I haven’t written much about my mother since she died from the effects of age and dementia almost two years ago.
I think of her often, but once in awhile I come across something that reminds me of her terrible disease and what we went through together as her mind and health failed.
Actor Zach Ward, whom I follow on Twitter, recently posted the following:
“Today with Dad broke my heart. I am so sad & angry I want to scream, cry, hit something but I can’t scare him so I hold it in all day and rage inside. Alzheimers took my Dad. I talk to the man left behind and cry myself to sleep, powerless & afraid. Fuck you Alzheimers.”
Oh God, I know how he feels and my heart aches for him.
I responded to his tweet, as did many others who can relate to his pain.
“My mother suffered with dementia. What got me through was being by her side, holding her hand, being where she was at in her mind, looking for the humor in her words, and loving whoever sat before me. It also helped to write – a place to put my emotions and her story. Hugs!”
Damn Twitter and it’s letter-count maximum. Damn it! I wanted to say so much more to him.

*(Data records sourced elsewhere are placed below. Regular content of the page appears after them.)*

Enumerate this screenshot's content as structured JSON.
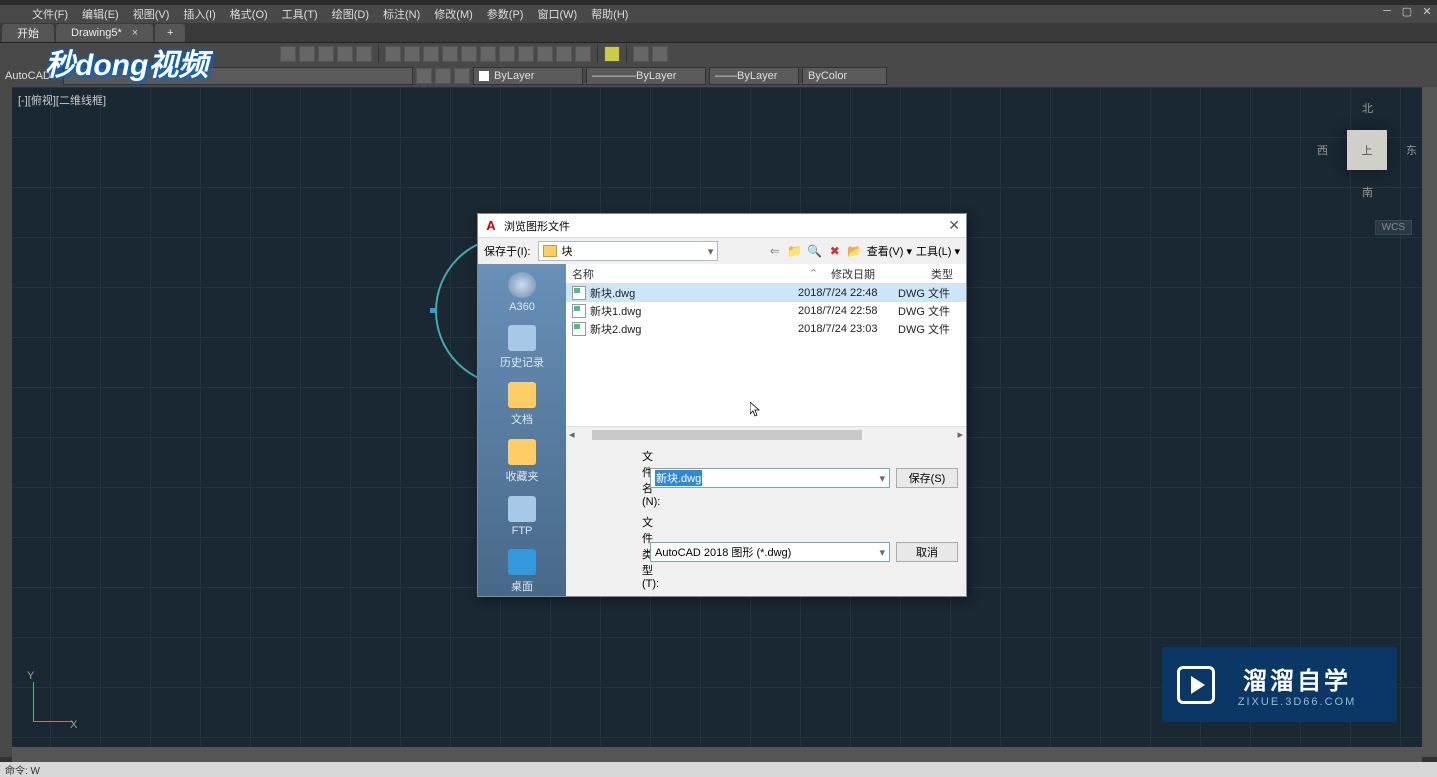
{
  "menubar": {
    "items": [
      "文件(F)",
      "编辑(E)",
      "视图(V)",
      "插入(I)",
      "格式(O)",
      "工具(T)",
      "绘图(D)",
      "标注(N)",
      "修改(M)",
      "参数(P)",
      "窗口(W)",
      "帮助(H)"
    ]
  },
  "tabs": {
    "start": "开始",
    "drawing": "Drawing5*",
    "add": "+"
  },
  "layer": {
    "label": "AutoCAD",
    "bylayer": "ByLayer",
    "bycolor": "ByColor"
  },
  "viewport": "[-][俯视][二维线框]",
  "viewcube": {
    "n": "北",
    "s": "南",
    "w": "西",
    "e": "东",
    "top": "上",
    "wcs": "WCS"
  },
  "ucs": {
    "x": "X",
    "y": "Y"
  },
  "cmd": "命令: W",
  "overlay_logo": "秒dong视频",
  "logo2": {
    "top": "溜溜自学",
    "bot": "ZIXUE.3D66.COM"
  },
  "dialog": {
    "title": "浏览图形文件",
    "savein_label": "保存于(I):",
    "folder": "块",
    "view_label": "查看(V)",
    "tools_label": "工具(L)",
    "places": [
      "A360",
      "历史记录",
      "文档",
      "收藏夹",
      "FTP",
      "桌面"
    ],
    "columns": {
      "name": "名称",
      "date": "修改日期",
      "type": "类型"
    },
    "files": [
      {
        "name": "新块.dwg",
        "date": "2018/7/24 22:48",
        "type": "DWG 文件"
      },
      {
        "name": "新块1.dwg",
        "date": "2018/7/24 22:58",
        "type": "DWG 文件"
      },
      {
        "name": "新块2.dwg",
        "date": "2018/7/24 23:03",
        "type": "DWG 文件"
      }
    ],
    "filename_label": "文件名(N):",
    "filename_value": "新块.dwg",
    "filetype_label": "文件类型(T):",
    "filetype_value": "AutoCAD 2018 图形 (*.dwg)",
    "save_btn": "保存(S)",
    "cancel_btn": "取消"
  }
}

I suppose I could send off additional tweets, but he was already surrounded by so much advice and sympathy and love that I didn’t want to ramble on.

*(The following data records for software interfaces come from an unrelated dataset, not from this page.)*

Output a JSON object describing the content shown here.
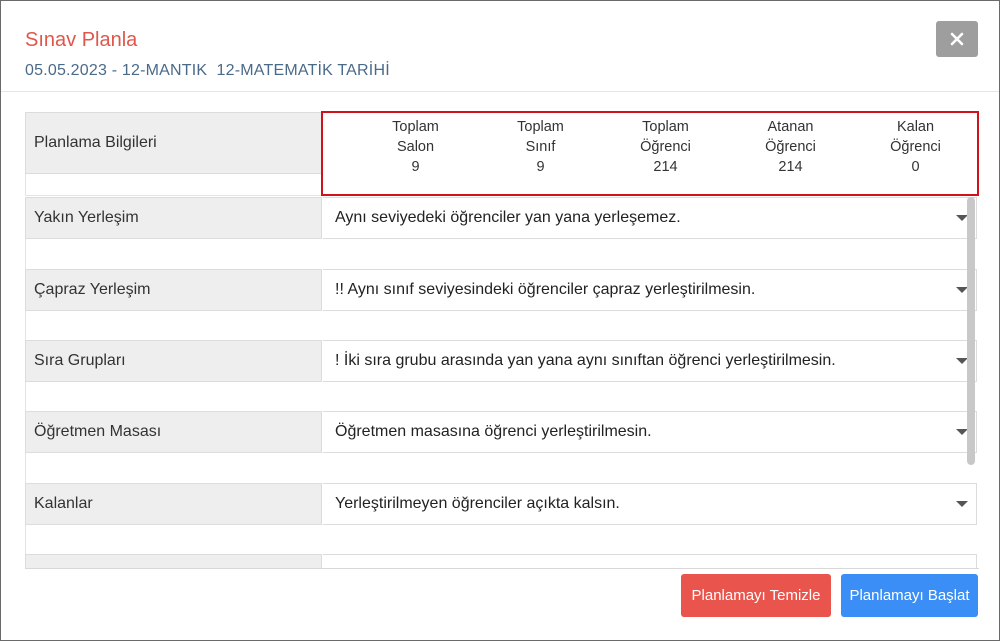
{
  "header": {
    "title": "Sınav Planla",
    "subtitle": "05.05.2023 - 12-MANTIK  12-MATEMATİK TARİHİ"
  },
  "info": {
    "label": "Planlama Bilgileri",
    "stats": [
      {
        "line1": "Toplam",
        "line2": "Salon",
        "value": "9"
      },
      {
        "line1": "Toplam",
        "line2": "Sınıf",
        "value": "9"
      },
      {
        "line1": "Toplam",
        "line2": "Öğrenci",
        "value": "214"
      },
      {
        "line1": "Atanan",
        "line2": "Öğrenci",
        "value": "214"
      },
      {
        "line1": "Kalan",
        "line2": "Öğrenci",
        "value": "0"
      }
    ]
  },
  "rows": [
    {
      "label": "Yakın Yerleşim",
      "value": "Aynı seviyedeki öğrenciler yan yana yerleşemez."
    },
    {
      "label": "Çapraz Yerleşim",
      "value": "!! Aynı sınıf seviyesindeki öğrenciler çapraz yerleştirilmesin."
    },
    {
      "label": "Sıra Grupları",
      "value": "! İki sıra grubu arasında yan yana aynı sınıftan öğrenci yerleştirilmesin."
    },
    {
      "label": "Öğretmen Masası",
      "value": "Öğretmen masasına öğrenci yerleştirilmesin."
    },
    {
      "label": "Kalanlar",
      "value": "Yerleştirilmeyen öğrenciler açıkta kalsın."
    }
  ],
  "buttons": {
    "clear": "Planlamayı Temizle",
    "start": "Planlamayı Başlat"
  },
  "colors": {
    "title": "#e0564a",
    "highlight_border": "#d0121b",
    "clear_button": "#e9544c",
    "start_button": "#3a8ef6"
  }
}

This was one of those times that I wanted to reach out and hug him, to actually talk to this person I don’t know, to offer every reassuring word I could muster.
It was also a time that reminded me of how we find our compassion for others: When we walk in their shoes.
It’s one thing to read about illness or bad things happening in the world, but it’s another to experience them firsthand. This leads me to understand, to some degree, why people don’t always have compassion or empathy for others who are struggling with illness, homelessness, job loss, poverty and racism, family tragedies or simply trying to cope with a virus. If you haven’t felt any of the repercussions, if life has most often been good to you, it might be difficult to understand what others are feeling physically and emotionally.
I discussed this to some extent with a few ladies from church as we started a book study on “Be the Bridge” by Latasha Morrison. In the book addressing racism and her role in the Christian community, she talks about acknowledgment, lament, reconciliation and reparation. It’s quite easy to acknowledge and lament racism, but our biggest issue as white women is not having walked in the shoes of Latasha. There’s a point to which we can understand the situation, but then there’s a point where we have no clue.
We can gather information about Alzheimer’s, racism, families affected by Covid, etc., but we may never find ourselves in complete understanding.
So, what can we do to come close to walking in someone else’s shoes?
My advice (or opinion) is this:
Read. Then read more. Keep reading. Knowledge is power and it’s also awareness. I learned much about my mother’s illness simply by reading. Book studies are great too as they provide an opportunity for conversation and discussion.
Attend functions (post Covid) or watch video that educate and address the issues – training, conferences, TedTalks, YouTube videos, speakers at church and work.
Listen to those who have holes in the bottom of their shoes. Have coffee together, hang out, learn about someone else’s life, but don’t ask a million questions. Allow your friend to speak about his/her life and listen.
Find empathy and compassion, even if you don’t understand the situation. Humanity will always have differences and our existence will have questions we can’t answer. We can spend hours learning, but our response still comes down to what we feel in our heart, emotionally. My heart hurts when I see Facebook posts about loved ones dying from Covid even though I have not personally been affected by this. A few friends have had the virus, but are recovered and doing well. Compassion gives us a tool to feel someone else’s pain and grief and that leads us closer to walking in that person’s shoes and being able to offer a piece of ourselves for relief.
Zach Ward has a difficult road ahead. I don’t know how long his dad will be on this earth, but Zach will have to find a way to channel the anger and pain he feels, for his own well-being. I hope that the Twitter responses to his post will help him understand he is not alone, that others have walked this path and made it home changed, but safe. While my mother is no longer living, she has unknowingly left a gift of understanding and empathy that will live on forever. It’s a gift that urges me toward acknowledgment of others’ difficulties and pain and a desire to reconcile myself to their footsteps.
So, whose shoes have you walked in, dear readers? Is there someone you need to understand better or something you want to know more about? What drives your compassion?